Crossy road: 7 kinds of persuasive design techniques in a tiny package
The epic list of game mechanics at work in Crossy road, the hit iPad game, might inspire you to gamify whatever you’re working on.
Crossy road is a simple and wonderful game, based on the arcade classic Frogger. It swept the iOS world in November and December. And it’s still sweeping.
There’s nothing to it – just and infinite sequence of roads and rivers to cross until you die. Why is it so compelling? Here’s how they encourage you to keep playing…
You can tell the makers love gaming and loved making their game. It’s ingeniously stylish to look at, and has a great sense of humour. Those are key: if the game was ugly and joyless, the game mechanics alone wouldn’t stand a chance. But the first couple of persuasion/gaming principles are there:
- Liking: The game is loveable and it’s easy to be friends with it. We all like hanging out with nice people in nice places.
- The halo effect: it’s a lovely looking game – unconventional, stylish and “in”. So that must mean it’s worth spending time with, right?
Goals: Micro and macro
A good game needs a clear goal. It’s one of the key principles of Flow. There are several layers of goal in Crossy road, which will keep you motivated on the time scale of seconds all the way up to weeks.
- seconds: get as far as you can in one game
- minutes: collect enough coins to buy another avatar
- hours: beat your personal best
- days: beat your friends via game centre leaderboard (their scores are marked right on the game board so you can see them “in the flow” of the game).
- weeks: collect all the avatars
Building your collection
Arguably the uber goal of the game is to build a complete collection of avatars. Collection is great because:
- Endowment effect and ikea effect: You feel like you’re building something of your own
- Closure: You’re working towards the complete set
- Flow: Every time you get one more item you’re making visible progress towards your goal.
In addition, collections multiply the value of each individual gain. Adding one item to your collection makes the whole collection feel new, so you get the feeling of gaining something bigger: an improved collection.
This is the only place where the game attempts to monetise. The authors say that they wanted to take a different approach to monetisation: You can play quite happily without every paying a penny. But if you’re going to spend it on anything, they think you’ll spend it to complete your collection of avatars.
- Competition: Yes that leaderboard is a social mechanism. Being best at Crossy road is an important skill and a way to clearly establish your superiority to all your friends. Right?
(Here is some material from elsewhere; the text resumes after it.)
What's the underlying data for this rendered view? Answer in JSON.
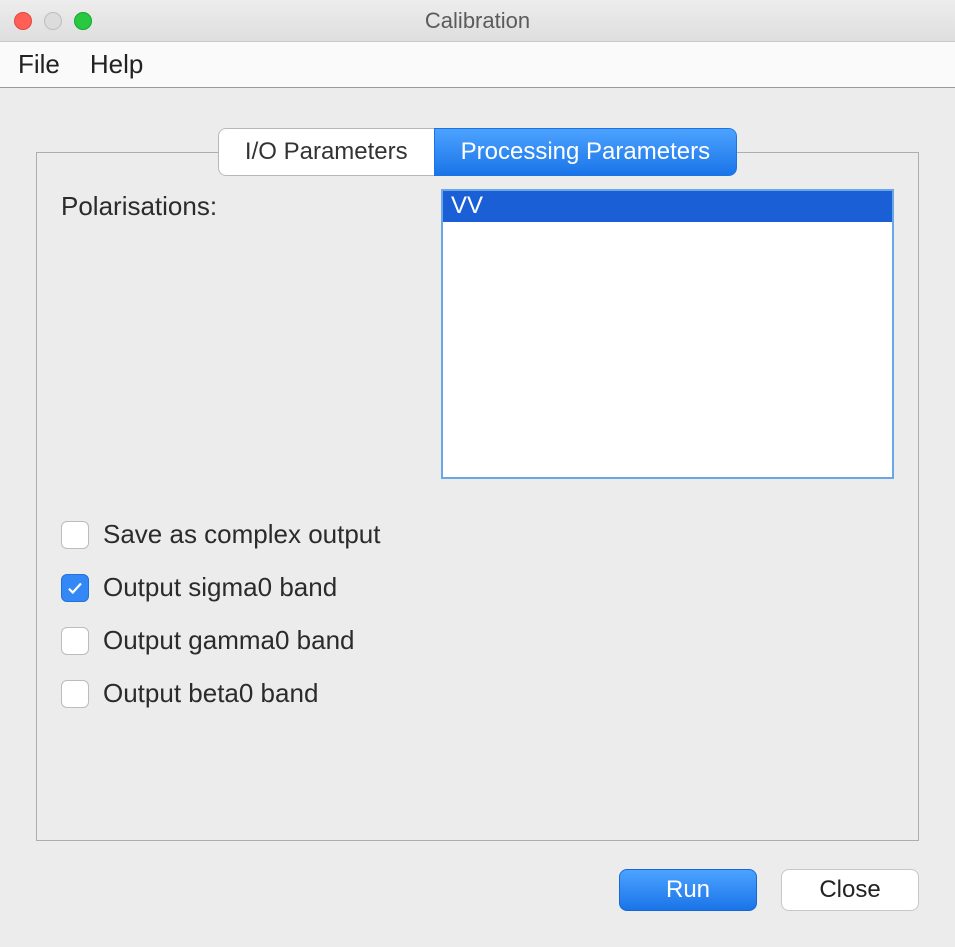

- Social currency: For something awesome to share with your friends, you can record your game play and share it so that the world can witness your finest hour.
After a pre-determined time (often 6 hours) you get a gift of a random amount of “cents”. You can spend the cents on a random avatar to add to your collection. So we’ve got…
- Appointment/incentive to return: Knowing you’ll get another gift in a few hours creates a sort of “appointment” dynamic. Don’t forget to check the game in a few hours time to see if you’ve got a new reward.
- Skinner box 1: The cents gift is a variable reward, which means it’s a skinner box. Variable reward is more compelling for longer, than a fixed and predictable reward is.
- Skinner box 2: When you collect 100c (usually 1 gift’s worth), you can get a gift from the gift machine, containing a random avatar for your collection. Another skinner box!
Try for FREE, and get a FREE gift
After a few goes, the game gives you a choice of a few avatars that are not in your collection and you can try one for three turns. After 3 turns, you have to “give it back”, or choose to buy it for 69p and get an extra 250c thrown in for free. So we’ve got…
- Endowment effect: it’s hard to give back something that you have “owned”. (The power of a free trial).
- Power of Free: When you pay 69p you also get 250c for FREE. Dan Arielly fans will know all about the power of free stuff to make people do things they would normally not consider.
Tight game loop
You’re practising a (mostly pointless) skill and there’s that drive to “just try one more time because I was SO CLOSE”, that propelled Angry Birds to the top of the charts. The moment you die you can restart as fast as humanly possible, so that you can stay in the zone and master that skill. It’s that heady mix of dopamine and opiates that keeps us trawling Pinterest or Twitter, looking for info-gems.
In a funny way, each level is a skinner box: Play one more time and you might get lucky and set new personal best.
Packing this many persuasive design techniques into such a simple app is quite impressive. But I have a sneaking suspicion there may be more hiding in there. What have I missed?